═══ MATERIAL PROVIDED
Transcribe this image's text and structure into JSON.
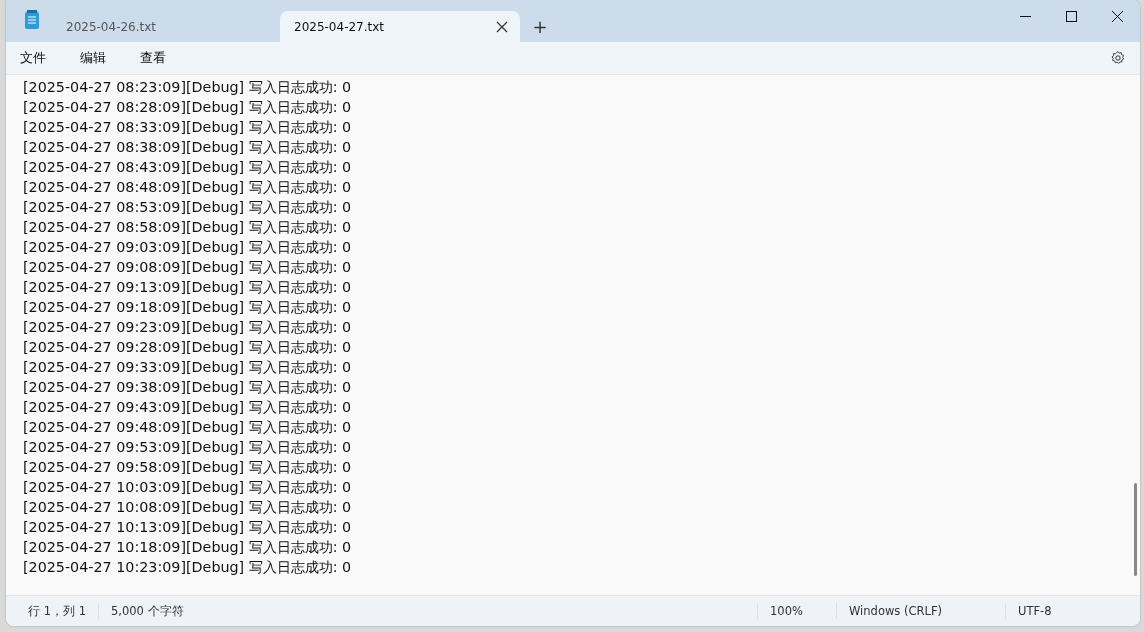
{
  "tabs": [
    {
      "label": "2025-04-26.txt",
      "selected": false
    },
    {
      "label": "2025-04-27.txt",
      "selected": true
    }
  ],
  "new_tab": "+",
  "menu": [
    "文件",
    "编辑",
    "查看"
  ],
  "lines": [
    "[2025-04-27 08:23:09][Debug] 写入日志成功: 0",
    "[2025-04-27 08:28:09][Debug] 写入日志成功: 0",
    "[2025-04-27 08:33:09][Debug] 写入日志成功: 0",
    "[2025-04-27 08:38:09][Debug] 写入日志成功: 0",
    "[2025-04-27 08:43:09][Debug] 写入日志成功: 0",
    "[2025-04-27 08:48:09][Debug] 写入日志成功: 0",
    "[2025-04-27 08:53:09][Debug] 写入日志成功: 0",
    "[2025-04-27 08:58:09][Debug] 写入日志成功: 0",
    "[2025-04-27 09:03:09][Debug] 写入日志成功: 0",
    "[2025-04-27 09:08:09][Debug] 写入日志成功: 0",
    "[2025-04-27 09:13:09][Debug] 写入日志成功: 0",
    "[2025-04-27 09:18:09][Debug] 写入日志成功: 0",
    "[2025-04-27 09:23:09][Debug] 写入日志成功: 0",
    "[2025-04-27 09:28:09][Debug] 写入日志成功: 0",
    "[2025-04-27 09:33:09][Debug] 写入日志成功: 0",
    "[2025-04-27 09:38:09][Debug] 写入日志成功: 0",
    "[2025-04-27 09:43:09][Debug] 写入日志成功: 0",
    "[2025-04-27 09:48:09][Debug] 写入日志成功: 0",
    "[2025-04-27 09:53:09][Debug] 写入日志成功: 0",
    "[2025-04-27 09:58:09][Debug] 写入日志成功: 0",
    "[2025-04-27 10:03:09][Debug] 写入日志成功: 0",
    "[2025-04-27 10:08:09][Debug] 写入日志成功: 0",
    "[2025-04-27 10:13:09][Debug] 写入日志成功: 0",
    "[2025-04-27 10:18:09][Debug] 写入日志成功: 0",
    "[2025-04-27 10:23:09][Debug] 写入日志成功: 0"
  ],
  "status_bar": {
    "position": "行 1，列 1",
    "characters": "5,000 个字符",
    "zoom": "100%",
    "line_ending": "Windows (CRLF)",
    "encoding": "UTF-8"
  }
}
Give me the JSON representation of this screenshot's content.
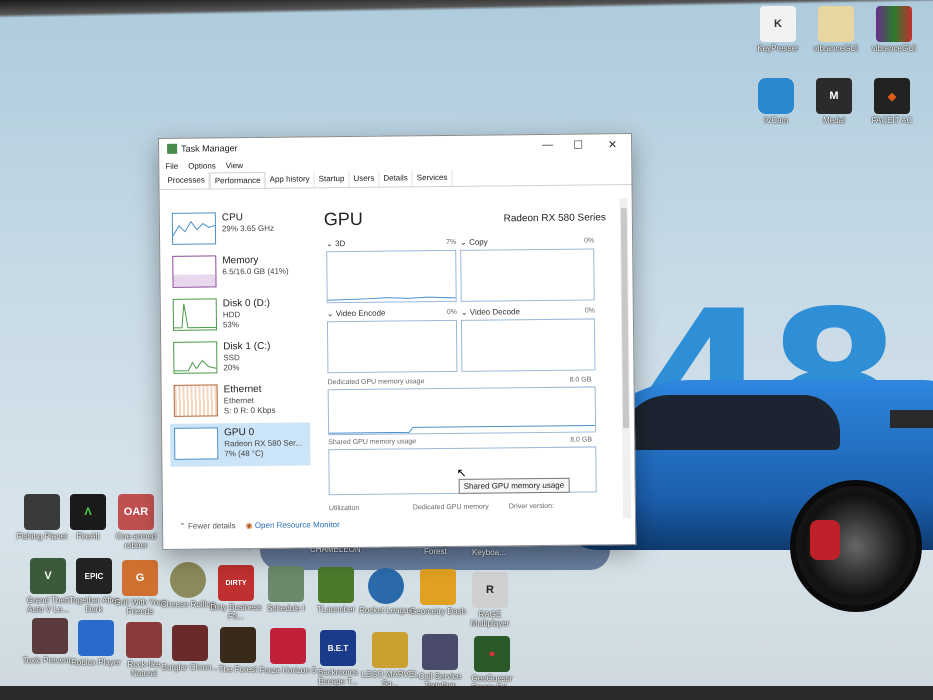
{
  "desktop": {
    "top_icons": [
      {
        "label": "KeyPresser",
        "glyph": "K",
        "color": "#f2f2f2"
      },
      {
        "label": "vibranceGUI",
        "glyph": "",
        "color": "#e8d6a0"
      },
      {
        "label": "vibranceGUI",
        "glyph": "",
        "color": "#6a2c8a"
      },
      {
        "label": "IVCam",
        "glyph": "",
        "color": "#2a88d0"
      },
      {
        "label": "Medal",
        "glyph": "M",
        "color": "#2b2b2b"
      },
      {
        "label": "FACEIT AC",
        "glyph": "",
        "color": "#222"
      }
    ],
    "left_icons_row1": [
      {
        "label": "Fishing Planet",
        "glyph": "",
        "color": "#3a3a3a"
      },
      {
        "label": "FireAlt",
        "glyph": "",
        "color": "#1a1a1a"
      },
      {
        "label": "One-armed robber",
        "glyph": "OAR",
        "color": "#c05050"
      }
    ],
    "row2": [
      {
        "label": "Grand Theft Auto V Le...",
        "glyph": "V",
        "color": "#3a5a3a"
      },
      {
        "label": "Together After Dark",
        "glyph": "EPIC",
        "color": "#222"
      },
      {
        "label": "Grill With Your Friends",
        "glyph": "G",
        "color": "#d07030"
      },
      {
        "label": "Cheese Rolling",
        "glyph": "",
        "color": "#8a8a5a"
      },
      {
        "label": "Dirty Business Ffr...",
        "glyph": "DIRTY",
        "color": "#c03030"
      },
      {
        "label": "Schedule I",
        "glyph": "",
        "color": "#6a8a6a"
      },
      {
        "label": "TLauncher",
        "glyph": "",
        "color": "#4a7a2a"
      },
      {
        "label": "Rocket League",
        "glyph": "",
        "color": "#2a6aaa"
      },
      {
        "label": "Geometry Dash",
        "glyph": "",
        "color": "#e0a020"
      },
      {
        "label": "RAGE Multiplayer",
        "glyph": "R",
        "color": "#d0d0d0"
      }
    ],
    "row3": [
      {
        "label": "Toxic Prevent...",
        "glyph": "",
        "color": "#5a3a3a"
      },
      {
        "label": "Roblox Player",
        "glyph": "",
        "color": "#2a6aca"
      },
      {
        "label": "Rock-like Natural",
        "glyph": "",
        "color": "#8a3a3a"
      },
      {
        "label": "Burglar Chron...",
        "glyph": "",
        "color": "#6a2a2a"
      },
      {
        "label": "The Forest",
        "glyph": "",
        "color": "#3a2a1a"
      },
      {
        "label": "Forza Horizon 5",
        "glyph": "",
        "color": "#c0203a"
      },
      {
        "label": "Backrooms Escape T...",
        "glyph": "B.E.T",
        "color": "#1a3a8a"
      },
      {
        "label": "LEGO MARVEL Su...",
        "glyph": "",
        "color": "#caa030"
      },
      {
        "label": "Call Service Together",
        "glyph": "",
        "color": "#4a4a6a"
      },
      {
        "label": "GeoGuessr Steam Ed...",
        "glyph": "",
        "color": "#2a5a2a"
      }
    ],
    "mid_labels": [
      "Mechanic",
      "CHAMELEON",
      "Forest",
      "Keyboa..."
    ],
    "wallpaper_number": "48"
  },
  "taskmanager": {
    "title": "Task Manager",
    "menu": [
      "File",
      "Options",
      "View"
    ],
    "tabs": [
      "Processes",
      "Performance",
      "App history",
      "Startup",
      "Users",
      "Details",
      "Services"
    ],
    "active_tab": "Performance",
    "sidebar": [
      {
        "name": "CPU",
        "sub1": "29% 3.65 GHz",
        "sub2": "",
        "sub3": ""
      },
      {
        "name": "Memory",
        "sub1": "6.5/16.0 GB (41%)",
        "sub2": "",
        "sub3": ""
      },
      {
        "name": "Disk 0 (D:)",
        "sub1": "HDD",
        "sub2": "53%",
        "sub3": ""
      },
      {
        "name": "Disk 1 (C:)",
        "sub1": "SSD",
        "sub2": "20%",
        "sub3": ""
      },
      {
        "name": "Ethernet",
        "sub1": "Ethernet",
        "sub2": "S: 0 R: 0 Kbps",
        "sub3": ""
      },
      {
        "name": "GPU 0",
        "sub1": "Radeon RX 580 Ser...",
        "sub2": "7% (48 °C)",
        "sub3": ""
      }
    ],
    "gpu": {
      "title": "GPU",
      "model": "Radeon RX 580 Series",
      "engines": [
        {
          "label": "3D",
          "pct": "7%"
        },
        {
          "label": "Copy",
          "pct": "0%"
        },
        {
          "label": "Video Encode",
          "pct": "0%"
        },
        {
          "label": "Video Decode",
          "pct": "0%"
        }
      ],
      "dedicated_label": "Dedicated GPU memory usage",
      "dedicated_max": "8.0 GB",
      "shared_label": "Shared GPU memory usage",
      "shared_max": "8.0 GB",
      "tooltip": "Shared GPU memory usage",
      "bottom": [
        "Utilization",
        "Dedicated GPU memory",
        "Driver version:"
      ]
    },
    "footer": {
      "fewer": "Fewer details",
      "monitor": "Open Resource Monitor"
    }
  }
}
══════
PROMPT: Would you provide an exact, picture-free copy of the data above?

RESULT:
Transcribe this image's text and structure into JSON.
{
  "tabs": [
    {
      "label": "2025-04-26.txt",
      "selected": false
    },
    {
      "label": "2025-04-27.txt",
      "selected": true
    }
  ],
  "new_tab": "+",
  "menu": [
    "文件",
    "编辑",
    "查看"
  ],
  "lines": [
    "[2025-04-27 08:23:09][Debug] 写入日志成功: 0",
    "[2025-04-27 08:28:09][Debug] 写入日志成功: 0",
    "[2025-04-27 08:33:09][Debug] 写入日志成功: 0",
    "[2025-04-27 08:38:09][Debug] 写入日志成功: 0",
    "[2025-04-27 08:43:09][Debug] 写入日志成功: 0",
    "[2025-04-27 08:48:09][Debug] 写入日志成功: 0",
    "[2025-04-27 08:53:09][Debug] 写入日志成功: 0",
    "[2025-04-27 08:58:09][Debug] 写入日志成功: 0",
    "[2025-04-27 09:03:09][Debug] 写入日志成功: 0",
    "[2025-04-27 09:08:09][Debug] 写入日志成功: 0",
    "[2025-04-27 09:13:09][Debug] 写入日志成功: 0",
    "[2025-04-27 09:18:09][Debug] 写入日志成功: 0",
    "[2025-04-27 09:23:09][Debug] 写入日志成功: 0",
    "[2025-04-27 09:28:09][Debug] 写入日志成功: 0",
    "[2025-04-27 09:33:09][Debug] 写入日志成功: 0",
    "[2025-04-27 09:38:09][Debug] 写入日志成功: 0",
    "[2025-04-27 09:43:09][Debug] 写入日志成功: 0",
    "[2025-04-27 09:48:09][Debug] 写入日志成功: 0",
    "[2025-04-27 09:53:09][Debug] 写入日志成功: 0",
    "[2025-04-27 09:58:09][Debug] 写入日志成功: 0",
    "[2025-04-27 10:03:09][Debug] 写入日志成功: 0",
    "[2025-04-27 10:08:09][Debug] 写入日志成功: 0",
    "[2025-04-27 10:13:09][Debug] 写入日志成功: 0",
    "[2025-04-27 10:18:09][Debug] 写入日志成功: 0",
    "[2025-04-27 10:23:09][Debug] 写入日志成功: 0"
  ],
  "status_bar": {
    "position": "行 1，列 1",
    "characters": "5,000 个字符",
    "zoom": "100%",
    "line_ending": "Windows (CRLF)",
    "encoding": "UTF-8"
  }
}
Give me the JSON representation of this screenshot's content.
{
  "desktop": {
    "top_icons": [
      {
        "label": "KeyPresser",
        "glyph": "K",
        "color": "#f2f2f2"
      },
      {
        "label": "vibranceGUI",
        "glyph": "",
        "color": "#e8d6a0"
      },
      {
        "label": "vibranceGUI",
        "glyph": "",
        "color": "#6a2c8a"
      },
      {
        "label": "IVCam",
        "glyph": "",
        "color": "#2a88d0"
      },
      {
        "label": "Medal",
        "glyph": "M",
        "color": "#2b2b2b"
      },
      {
        "label": "FACEIT AC",
        "glyph": "",
        "color": "#222"
      }
    ],
    "left_icons_row1": [
      {
        "label": "Fishing Planet",
        "glyph": "",
        "color": "#3a3a3a"
      },
      {
        "label": "FireAlt",
        "glyph": "",
        "color": "#1a1a1a"
      },
      {
        "label": "One-armed robber",
        "glyph": "OAR",
        "color": "#c05050"
      }
    ],
    "row2": [
      {
        "label": "Grand Theft Auto V Le...",
        "glyph": "V",
        "color": "#3a5a3a"
      },
      {
        "label": "Together After Dark",
        "glyph": "EPIC",
        "color": "#222"
      },
      {
        "label": "Grill With Your Friends",
        "glyph": "G",
        "color": "#d07030"
      },
      {
        "label": "Cheese Rolling",
        "glyph": "",
        "color": "#8a8a5a"
      },
      {
        "label": "Dirty Business Ffr...",
        "glyph": "DIRTY",
        "color": "#c03030"
      },
      {
        "label": "Schedule I",
        "glyph": "",
        "color": "#6a8a6a"
      },
      {
        "label": "TLauncher",
        "glyph": "",
        "color": "#4a7a2a"
      },
      {
        "label": "Rocket League",
        "glyph": "",
        "color": "#2a6aaa"
      },
      {
        "label": "Geometry Dash",
        "glyph": "",
        "color": "#e0a020"
      },
      {
        "label": "RAGE Multiplayer",
        "glyph": "R",
        "color": "#d0d0d0"
      }
    ],
    "row3": [
      {
        "label": "Toxic Prevent...",
        "glyph": "",
        "color": "#5a3a3a"
      },
      {
        "label": "Roblox Player",
        "glyph": "",
        "color": "#2a6aca"
      },
      {
        "label": "Rock-like Natural",
        "glyph": "",
        "color": "#8a3a3a"
      },
      {
        "label": "Burglar Chron...",
        "glyph": "",
        "color": "#6a2a2a"
      },
      {
        "label": "The Forest",
        "glyph": "",
        "color": "#3a2a1a"
      },
      {
        "label": "Forza Horizon 5",
        "glyph": "",
        "color": "#c0203a"
      },
      {
        "label": "Backrooms Escape T...",
        "glyph": "B.E.T",
        "color": "#1a3a8a"
      },
      {
        "label": "LEGO MARVEL Su...",
        "glyph": "",
        "color": "#caa030"
      },
      {
        "label": "Call Service Together",
        "glyph": "",
        "color": "#4a4a6a"
      },
      {
        "label": "GeoGuessr Steam Ed...",
        "glyph": "",
        "color": "#2a5a2a"
      }
    ],
    "mid_labels": [
      "Mechanic",
      "CHAMELEON",
      "Forest",
      "Keyboa..."
    ],
    "wallpaper_number": "48"
  },
  "taskmanager": {
    "title": "Task Manager",
    "menu": [
      "File",
      "Options",
      "View"
    ],
    "tabs": [
      "Processes",
      "Performance",
      "App history",
      "Startup",
      "Users",
      "Details",
      "Services"
    ],
    "active_tab": "Performance",
    "sidebar": [
      {
        "name": "CPU",
        "sub1": "29% 3.65 GHz",
        "sub2": "",
        "sub3": ""
      },
      {
        "name": "Memory",
        "sub1": "6.5/16.0 GB (41%)",
        "sub2": "",
        "sub3": ""
      },
      {
        "name": "Disk 0 (D:)",
        "sub1": "HDD",
        "sub2": "53%",
        "sub3": ""
      },
      {
        "name": "Disk 1 (C:)",
        "sub1": "SSD",
        "sub2": "20%",
        "sub3": ""
      },
      {
        "name": "Ethernet",
        "sub1": "Ethernet",
        "sub2": "S: 0 R: 0 Kbps",
        "sub3": ""
      },
      {
        "name": "GPU 0",
        "sub1": "Radeon RX 580 Ser...",
        "sub2": "7% (48 °C)",
        "sub3": ""
      }
    ],
    "gpu": {
      "title": "GPU",
      "model": "Radeon RX 580 Series",
      "engines": [
        {
          "label": "3D",
          "pct": "7%"
        },
        {
          "label": "Copy",
          "pct": "0%"
        },
        {
          "label": "Video Encode",
          "pct": "0%"
        },
        {
          "label": "Video Decode",
          "pct": "0%"
        }
      ],
      "dedicated_label": "Dedicated GPU memory usage",
      "dedicated_max": "8.0 GB",
      "shared_label": "Shared GPU memory usage",
      "shared_max": "8.0 GB",
      "tooltip": "Shared GPU memory usage",
      "bottom": [
        "Utilization",
        "Dedicated GPU memory",
        "Driver version:"
      ]
    },
    "footer": {
      "fewer": "Fewer details",
      "monitor": "Open Resource Monitor"
    }
  }
}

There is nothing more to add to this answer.